INPUT FOR THIS TASK START

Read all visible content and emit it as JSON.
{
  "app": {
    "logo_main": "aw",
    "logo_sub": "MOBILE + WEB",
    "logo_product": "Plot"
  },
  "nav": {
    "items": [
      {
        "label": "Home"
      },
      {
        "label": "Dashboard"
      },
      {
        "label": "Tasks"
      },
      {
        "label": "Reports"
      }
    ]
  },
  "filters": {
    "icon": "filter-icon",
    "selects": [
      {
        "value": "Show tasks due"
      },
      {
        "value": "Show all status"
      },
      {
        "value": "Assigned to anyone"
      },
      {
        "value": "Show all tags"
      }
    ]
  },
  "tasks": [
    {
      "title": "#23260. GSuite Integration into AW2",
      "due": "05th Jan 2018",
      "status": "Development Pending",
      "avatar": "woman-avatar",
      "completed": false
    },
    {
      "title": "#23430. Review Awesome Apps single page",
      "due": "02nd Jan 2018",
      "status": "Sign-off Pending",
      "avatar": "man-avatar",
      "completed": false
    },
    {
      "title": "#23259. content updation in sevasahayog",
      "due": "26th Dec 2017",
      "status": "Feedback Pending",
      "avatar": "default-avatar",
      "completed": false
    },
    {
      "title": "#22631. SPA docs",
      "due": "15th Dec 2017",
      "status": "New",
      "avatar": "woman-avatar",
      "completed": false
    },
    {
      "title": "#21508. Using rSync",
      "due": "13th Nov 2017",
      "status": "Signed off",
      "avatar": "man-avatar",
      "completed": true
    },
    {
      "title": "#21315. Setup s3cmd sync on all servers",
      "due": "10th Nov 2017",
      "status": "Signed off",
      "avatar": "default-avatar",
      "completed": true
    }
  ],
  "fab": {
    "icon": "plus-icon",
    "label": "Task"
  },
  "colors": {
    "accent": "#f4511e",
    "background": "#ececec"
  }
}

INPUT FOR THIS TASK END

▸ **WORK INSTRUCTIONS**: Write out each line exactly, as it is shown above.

▸ **SOLUTION BELOW**:
Read all visible content and emit it as JSON.
{
  "app": {
    "logo_main": "aw",
    "logo_sub": "MOBILE + WEB",
    "logo_product": "Plot"
  },
  "nav": {
    "items": [
      {
        "label": "Home"
      },
      {
        "label": "Dashboard"
      },
      {
        "label": "Tasks"
      },
      {
        "label": "Reports"
      }
    ]
  },
  "filters": {
    "icon": "filter-icon",
    "selects": [
      {
        "value": "Show tasks due"
      },
      {
        "value": "Show all status"
      },
      {
        "value": "Assigned to anyone"
      },
      {
        "value": "Show all tags"
      }
    ]
  },
  "tasks": [
    {
      "title": "#23260. GSuite Integration into AW2",
      "due": "05th Jan 2018",
      "status": "Development Pending",
      "avatar": "woman-avatar",
      "completed": false
    },
    {
      "title": "#23430. Review Awesome Apps single page",
      "due": "02nd Jan 2018",
      "status": "Sign-off Pending",
      "avatar": "man-avatar",
      "completed": false
    },
    {
      "title": "#23259. content updation in sevasahayog",
      "due": "26th Dec 2017",
      "status": "Feedback Pending",
      "avatar": "default-avatar",
      "completed": false
    },
    {
      "title": "#22631. SPA docs",
      "due": "15th Dec 2017",
      "status": "New",
      "avatar": "woman-avatar",
      "completed": false
    },
    {
      "title": "#21508. Using rSync",
      "due": "13th Nov 2017",
      "status": "Signed off",
      "avatar": "man-avatar",
      "completed": true
    },
    {
      "title": "#21315. Setup s3cmd sync on all servers",
      "due": "10th Nov 2017",
      "status": "Signed off",
      "avatar": "default-avatar",
      "completed": true
    }
  ],
  "fab": {
    "icon": "plus-icon",
    "label": "Task"
  },
  "colors": {
    "accent": "#f4511e",
    "background": "#ececec"
  }
}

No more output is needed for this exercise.